These variables specify the LC_MESSAGES locale, which determines the language that grep uses for messages. The default C locale uses American English messages.


If set, grep behaves as POSIX.2 requires; otherwise, grep behaves more like other GNU programs. POSIX.2 requires that options that follow file names must be treated as file names; by default, such options are permuted to the front of the operand list and are treated as options. Also, POSIX.2 requires that unrecognized options be diagnosed as “illegal”, but since they are not really against the law the default is to diagnose them as “invalid”. POSIXLY_CORRECT also disables _N_GNU_nonoption_argv_flags_, described below.


(Here N is grep’s numeric process ID.) If the ith character of this environment variable’s value is 1, do not consider the ith operand of grep to be an option, even if it appears to be one. A shell can put this variable in the environment for each command it runs, specifying which operands are the results of file name wildcard expansion and therefore should not be treated as options. This behavior is available only with the GNU C library, and only when POSIXLY_CORRECT is not set.


egrep "support|help|windows" myfile.txt

Search for patterns of support help and windows in the file myfile.txt.

egrep '^[a-zA-Z]+$' myfile.txt

Match any lines in myfile.txt which begin a line with an alphabetic word which also ends the line.

egrep -c '^begin|end$' myfile.txt

Count the number of lines in myfile.txt which begin with the word ‘begin‘ or end with the word ‘end‘.

Wild-card are shell feature which make command line more powerful than GUI file manager. They are also known as globbing patterns. They are used by various command-line utilities to work with multiple files. Various wild-cards are:1. * : none or any number of characters.

$ ls file*                       list all files which starts with file

$ touch file1 file2 file3
$ ls file*
file1 file2 file3

*touch is use to create empty file/s.

$ ls *file*                     list all files which contains file in their name

$ touch  1_file_my  2_file_your  3_file_others
$ ls *file*
1_file_my   2_file_your   3_file_others  file1  file2  file3
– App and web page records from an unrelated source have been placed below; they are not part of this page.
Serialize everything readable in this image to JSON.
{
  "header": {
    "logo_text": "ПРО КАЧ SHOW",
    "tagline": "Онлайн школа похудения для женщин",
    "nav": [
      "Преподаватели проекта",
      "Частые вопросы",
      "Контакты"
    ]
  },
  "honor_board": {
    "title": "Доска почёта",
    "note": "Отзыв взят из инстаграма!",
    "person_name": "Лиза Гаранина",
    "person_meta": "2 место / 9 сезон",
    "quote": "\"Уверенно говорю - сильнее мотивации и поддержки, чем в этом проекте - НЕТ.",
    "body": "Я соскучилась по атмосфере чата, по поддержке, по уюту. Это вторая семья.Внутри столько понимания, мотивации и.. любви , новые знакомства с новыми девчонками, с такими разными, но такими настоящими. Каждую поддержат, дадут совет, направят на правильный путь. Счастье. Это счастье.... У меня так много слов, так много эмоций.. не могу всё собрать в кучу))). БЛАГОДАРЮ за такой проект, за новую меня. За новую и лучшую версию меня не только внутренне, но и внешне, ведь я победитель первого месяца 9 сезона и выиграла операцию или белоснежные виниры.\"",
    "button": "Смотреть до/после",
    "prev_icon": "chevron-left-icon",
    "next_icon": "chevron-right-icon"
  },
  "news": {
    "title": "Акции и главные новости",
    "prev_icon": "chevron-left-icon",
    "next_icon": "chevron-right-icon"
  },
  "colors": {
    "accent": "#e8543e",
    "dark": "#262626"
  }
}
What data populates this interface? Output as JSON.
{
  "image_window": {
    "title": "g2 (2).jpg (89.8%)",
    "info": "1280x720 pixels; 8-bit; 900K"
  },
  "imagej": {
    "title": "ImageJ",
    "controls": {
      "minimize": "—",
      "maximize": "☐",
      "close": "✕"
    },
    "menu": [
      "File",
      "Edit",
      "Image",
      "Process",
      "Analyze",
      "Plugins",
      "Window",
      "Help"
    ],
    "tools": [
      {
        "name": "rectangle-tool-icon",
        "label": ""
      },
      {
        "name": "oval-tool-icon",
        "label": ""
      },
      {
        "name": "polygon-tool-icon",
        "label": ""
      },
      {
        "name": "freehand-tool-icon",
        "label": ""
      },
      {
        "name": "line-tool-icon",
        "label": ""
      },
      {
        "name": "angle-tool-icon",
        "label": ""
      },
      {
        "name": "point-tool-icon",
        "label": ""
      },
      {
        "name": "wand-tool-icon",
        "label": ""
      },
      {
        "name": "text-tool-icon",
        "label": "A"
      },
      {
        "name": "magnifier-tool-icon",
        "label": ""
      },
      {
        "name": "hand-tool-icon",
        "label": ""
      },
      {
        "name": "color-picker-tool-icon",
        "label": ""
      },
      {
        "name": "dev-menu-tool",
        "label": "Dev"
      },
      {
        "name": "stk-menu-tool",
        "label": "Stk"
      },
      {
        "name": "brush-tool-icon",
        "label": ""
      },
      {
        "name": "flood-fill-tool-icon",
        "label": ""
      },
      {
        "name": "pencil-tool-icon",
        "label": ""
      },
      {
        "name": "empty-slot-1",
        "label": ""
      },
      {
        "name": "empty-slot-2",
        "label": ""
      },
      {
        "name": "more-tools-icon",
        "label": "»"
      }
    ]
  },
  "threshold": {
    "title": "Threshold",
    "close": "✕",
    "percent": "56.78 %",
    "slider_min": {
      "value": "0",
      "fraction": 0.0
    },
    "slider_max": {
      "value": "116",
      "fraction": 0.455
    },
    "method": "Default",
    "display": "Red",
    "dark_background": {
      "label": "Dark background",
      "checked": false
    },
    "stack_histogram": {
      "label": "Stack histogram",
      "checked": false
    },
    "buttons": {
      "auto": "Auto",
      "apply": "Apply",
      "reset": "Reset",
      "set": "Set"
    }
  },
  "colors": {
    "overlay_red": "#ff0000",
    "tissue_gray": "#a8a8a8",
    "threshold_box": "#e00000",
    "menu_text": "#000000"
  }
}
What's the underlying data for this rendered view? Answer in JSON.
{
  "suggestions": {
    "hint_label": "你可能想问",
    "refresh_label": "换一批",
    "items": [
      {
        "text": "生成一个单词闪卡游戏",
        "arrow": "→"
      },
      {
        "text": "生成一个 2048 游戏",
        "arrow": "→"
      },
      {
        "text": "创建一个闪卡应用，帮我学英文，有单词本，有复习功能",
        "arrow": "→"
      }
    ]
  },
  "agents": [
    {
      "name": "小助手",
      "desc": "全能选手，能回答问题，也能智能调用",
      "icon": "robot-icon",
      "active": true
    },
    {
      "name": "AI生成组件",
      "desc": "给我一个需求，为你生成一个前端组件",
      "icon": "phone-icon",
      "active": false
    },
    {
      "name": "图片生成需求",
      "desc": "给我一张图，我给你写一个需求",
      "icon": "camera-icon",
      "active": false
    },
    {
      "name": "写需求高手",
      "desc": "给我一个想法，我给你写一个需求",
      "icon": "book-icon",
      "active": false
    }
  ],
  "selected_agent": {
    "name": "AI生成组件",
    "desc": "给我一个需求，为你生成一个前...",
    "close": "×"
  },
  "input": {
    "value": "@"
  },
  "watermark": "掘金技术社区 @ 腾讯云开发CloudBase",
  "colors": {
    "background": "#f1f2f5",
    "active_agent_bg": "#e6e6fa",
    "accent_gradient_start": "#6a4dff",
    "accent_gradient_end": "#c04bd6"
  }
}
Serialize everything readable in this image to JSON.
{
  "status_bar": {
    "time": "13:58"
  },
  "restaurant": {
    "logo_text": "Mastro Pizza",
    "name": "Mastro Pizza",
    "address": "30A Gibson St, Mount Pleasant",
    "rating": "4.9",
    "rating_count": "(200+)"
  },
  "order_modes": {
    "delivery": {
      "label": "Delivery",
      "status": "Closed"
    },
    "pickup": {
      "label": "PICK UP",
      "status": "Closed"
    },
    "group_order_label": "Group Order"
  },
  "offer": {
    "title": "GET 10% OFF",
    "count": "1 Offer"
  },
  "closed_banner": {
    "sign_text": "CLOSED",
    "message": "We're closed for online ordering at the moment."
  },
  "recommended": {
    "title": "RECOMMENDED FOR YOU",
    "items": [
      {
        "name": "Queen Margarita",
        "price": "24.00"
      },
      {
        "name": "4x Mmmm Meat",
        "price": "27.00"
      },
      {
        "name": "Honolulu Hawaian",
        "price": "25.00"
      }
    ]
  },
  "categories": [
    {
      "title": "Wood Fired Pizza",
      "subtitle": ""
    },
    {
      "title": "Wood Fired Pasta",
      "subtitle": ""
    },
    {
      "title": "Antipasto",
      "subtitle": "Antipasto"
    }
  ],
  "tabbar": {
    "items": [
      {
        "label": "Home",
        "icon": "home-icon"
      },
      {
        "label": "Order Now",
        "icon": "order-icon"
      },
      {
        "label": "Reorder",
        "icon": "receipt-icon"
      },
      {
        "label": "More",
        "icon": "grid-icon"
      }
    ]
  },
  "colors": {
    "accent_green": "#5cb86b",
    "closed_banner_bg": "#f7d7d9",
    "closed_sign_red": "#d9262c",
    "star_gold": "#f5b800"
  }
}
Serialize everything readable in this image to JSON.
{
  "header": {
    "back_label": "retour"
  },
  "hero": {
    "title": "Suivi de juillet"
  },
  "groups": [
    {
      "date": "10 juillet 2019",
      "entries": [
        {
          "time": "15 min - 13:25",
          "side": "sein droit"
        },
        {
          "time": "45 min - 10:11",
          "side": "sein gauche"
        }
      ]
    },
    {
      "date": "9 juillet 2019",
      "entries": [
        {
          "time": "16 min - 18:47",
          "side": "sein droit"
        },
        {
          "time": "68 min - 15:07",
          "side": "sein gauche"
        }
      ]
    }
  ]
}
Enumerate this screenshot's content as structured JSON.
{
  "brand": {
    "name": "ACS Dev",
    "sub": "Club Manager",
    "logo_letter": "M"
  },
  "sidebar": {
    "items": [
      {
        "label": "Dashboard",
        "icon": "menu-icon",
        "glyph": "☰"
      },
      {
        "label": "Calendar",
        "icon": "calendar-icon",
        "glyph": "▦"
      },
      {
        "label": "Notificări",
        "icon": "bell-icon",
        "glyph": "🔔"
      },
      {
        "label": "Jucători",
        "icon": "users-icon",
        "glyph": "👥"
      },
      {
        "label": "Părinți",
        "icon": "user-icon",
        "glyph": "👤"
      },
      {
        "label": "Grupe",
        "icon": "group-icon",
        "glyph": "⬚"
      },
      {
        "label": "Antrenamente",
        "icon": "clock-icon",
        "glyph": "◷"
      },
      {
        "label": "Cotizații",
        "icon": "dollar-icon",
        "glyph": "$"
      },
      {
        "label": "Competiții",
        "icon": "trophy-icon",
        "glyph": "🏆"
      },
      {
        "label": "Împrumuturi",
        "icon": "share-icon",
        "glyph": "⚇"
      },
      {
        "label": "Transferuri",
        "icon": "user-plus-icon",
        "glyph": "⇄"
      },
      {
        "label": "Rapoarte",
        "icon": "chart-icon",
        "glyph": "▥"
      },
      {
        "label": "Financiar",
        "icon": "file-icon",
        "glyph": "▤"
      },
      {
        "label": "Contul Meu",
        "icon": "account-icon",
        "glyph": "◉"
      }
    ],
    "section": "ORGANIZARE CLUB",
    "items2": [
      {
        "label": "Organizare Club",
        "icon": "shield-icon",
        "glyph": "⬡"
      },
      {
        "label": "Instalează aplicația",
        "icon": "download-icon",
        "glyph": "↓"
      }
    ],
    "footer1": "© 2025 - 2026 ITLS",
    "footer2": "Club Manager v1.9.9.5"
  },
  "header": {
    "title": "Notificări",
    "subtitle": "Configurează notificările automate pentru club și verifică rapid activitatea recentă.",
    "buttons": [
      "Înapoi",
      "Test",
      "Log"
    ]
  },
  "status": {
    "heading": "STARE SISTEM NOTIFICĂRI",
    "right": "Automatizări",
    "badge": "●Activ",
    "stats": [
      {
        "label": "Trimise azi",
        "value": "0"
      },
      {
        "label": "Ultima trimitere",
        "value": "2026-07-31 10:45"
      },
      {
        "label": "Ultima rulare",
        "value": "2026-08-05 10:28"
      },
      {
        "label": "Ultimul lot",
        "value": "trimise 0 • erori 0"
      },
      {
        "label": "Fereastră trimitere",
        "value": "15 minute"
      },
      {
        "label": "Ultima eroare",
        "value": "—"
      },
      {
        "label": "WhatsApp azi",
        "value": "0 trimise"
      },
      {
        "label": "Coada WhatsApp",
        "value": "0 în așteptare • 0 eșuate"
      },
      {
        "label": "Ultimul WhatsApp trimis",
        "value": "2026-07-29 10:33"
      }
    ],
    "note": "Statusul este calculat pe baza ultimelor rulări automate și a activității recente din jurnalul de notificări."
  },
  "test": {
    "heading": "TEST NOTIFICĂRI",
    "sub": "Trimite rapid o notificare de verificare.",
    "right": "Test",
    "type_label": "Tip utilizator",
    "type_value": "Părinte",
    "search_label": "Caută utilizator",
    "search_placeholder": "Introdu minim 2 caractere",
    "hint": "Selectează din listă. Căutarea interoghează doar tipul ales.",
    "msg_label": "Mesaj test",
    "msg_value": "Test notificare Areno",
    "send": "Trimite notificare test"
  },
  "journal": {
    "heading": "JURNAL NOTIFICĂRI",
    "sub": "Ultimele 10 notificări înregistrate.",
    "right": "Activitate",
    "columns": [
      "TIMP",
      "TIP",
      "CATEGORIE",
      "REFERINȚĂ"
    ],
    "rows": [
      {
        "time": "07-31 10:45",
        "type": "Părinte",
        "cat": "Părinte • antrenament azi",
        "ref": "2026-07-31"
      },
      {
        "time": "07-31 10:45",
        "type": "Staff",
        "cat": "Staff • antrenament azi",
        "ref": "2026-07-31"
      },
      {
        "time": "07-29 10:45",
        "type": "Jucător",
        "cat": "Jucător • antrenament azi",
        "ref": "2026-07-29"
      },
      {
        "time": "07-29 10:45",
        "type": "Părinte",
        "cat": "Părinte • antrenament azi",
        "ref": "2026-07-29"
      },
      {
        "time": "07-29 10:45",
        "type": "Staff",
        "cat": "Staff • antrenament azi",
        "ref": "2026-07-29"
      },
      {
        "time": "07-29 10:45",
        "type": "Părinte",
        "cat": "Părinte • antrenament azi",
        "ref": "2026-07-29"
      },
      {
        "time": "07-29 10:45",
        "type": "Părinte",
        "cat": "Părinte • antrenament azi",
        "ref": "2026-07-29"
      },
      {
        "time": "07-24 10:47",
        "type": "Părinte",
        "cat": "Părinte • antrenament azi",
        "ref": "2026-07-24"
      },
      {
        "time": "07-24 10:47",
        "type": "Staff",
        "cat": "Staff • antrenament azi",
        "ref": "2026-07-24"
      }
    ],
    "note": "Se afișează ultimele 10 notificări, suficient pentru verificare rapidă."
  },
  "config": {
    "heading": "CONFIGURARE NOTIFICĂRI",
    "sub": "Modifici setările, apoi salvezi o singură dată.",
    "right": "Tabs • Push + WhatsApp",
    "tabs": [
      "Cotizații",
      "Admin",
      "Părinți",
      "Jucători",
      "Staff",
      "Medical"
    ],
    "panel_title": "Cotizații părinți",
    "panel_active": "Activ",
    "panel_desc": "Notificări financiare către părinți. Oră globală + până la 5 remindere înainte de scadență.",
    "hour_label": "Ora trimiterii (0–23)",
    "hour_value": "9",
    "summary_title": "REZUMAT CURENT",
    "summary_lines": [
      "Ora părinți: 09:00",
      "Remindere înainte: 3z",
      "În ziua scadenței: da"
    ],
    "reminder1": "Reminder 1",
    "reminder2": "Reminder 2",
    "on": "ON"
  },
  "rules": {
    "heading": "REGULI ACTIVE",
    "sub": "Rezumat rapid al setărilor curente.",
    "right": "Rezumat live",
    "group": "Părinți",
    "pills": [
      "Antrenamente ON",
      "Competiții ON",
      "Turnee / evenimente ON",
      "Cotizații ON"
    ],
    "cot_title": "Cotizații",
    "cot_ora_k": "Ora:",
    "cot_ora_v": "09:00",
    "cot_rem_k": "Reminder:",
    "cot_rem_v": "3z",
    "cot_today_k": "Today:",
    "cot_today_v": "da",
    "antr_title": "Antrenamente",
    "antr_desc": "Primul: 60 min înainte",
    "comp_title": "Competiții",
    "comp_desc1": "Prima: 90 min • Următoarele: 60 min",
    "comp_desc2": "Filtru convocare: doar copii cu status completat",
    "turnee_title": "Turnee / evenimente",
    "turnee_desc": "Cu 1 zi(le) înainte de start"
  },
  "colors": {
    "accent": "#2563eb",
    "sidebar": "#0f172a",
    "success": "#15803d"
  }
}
$ ls *.lst                       list all files which end with .lst

$ ls *.lst
abc.lst   def.lst    pqr.lst    sandeep2.lst    sandeep.lst     xyz.lst

* echo *  list all files in current directory.

2. ?  : Match single character only.

$ ls file?                      list all files which has single character after  file

$ touch file1 file2 file3

$ ls file?
file1 file2 file3

$ ls ?file?         list all files which has single character before and after file in their name

$ touch  1file1  2file2  3file3
$ ls ?file?
1file1  2file2  3file3

$ ls ??    List all those files and the content of the directory which has two character long name.

$ mkdir cs
$ cd cs
$ pwd

$ touch file1 file2 file3
$ cd
$ pwd

$ touch f1 f2 f3
$ ls ??
f1  f2  f3
file1  file2  file3
index.html  jquery

* There are two things that * and ? can’t match . First they don’t match a file-name beginning with a dot(.) , but they can match any number of dots between the words. Second these character does not match the / in a path name.

$ touch .file1 .file2 .file3
$ ls *file
ls: cannot access *file: No such file or directory
$ ls .file*
.file1 .file2 .file3$ touch file1.1 file2.2 file3.3
$ ls file*
file1 file1.1 file2 file2.2 file3 file3.3

3. [abc] : Match a single character – either a , b or c.

$ touch file1 file2 file3 file4
$ ls file[1234] file1 file2 file3 file4

4. [a-c] : Match a single character that is within ASCII range of the characters a and c.

$ touch file1 file2 file3 file4
$ ls file[1-4] file1 file2 file3 file4

5. [!abc] :  Match a single character that is not an a , b or c.

$ touch file1 file2 file3 file4
$ ls file[!12] file3 file4

6. [!a-c] :   Match a single character that is not within ASCII range of the characters a and c.

$ touch file1 file2 file3 file4 file5 file6 file7
$ ls file[!1-5] file6 file7

7. {pat1,pat2} : Match totally dissimilar patterns.

$ touch  file1.lst  file1.txt   file1.doc
$ ls *.{lst,doc,txt}
file1.doc  file1.txt   file1.lst

– See more at: http://technicalworldforyou.blogspot.ro/2012/01/matching-pattern-with-wild-cards-in.html#sthash.OxBVUrcP.dpuf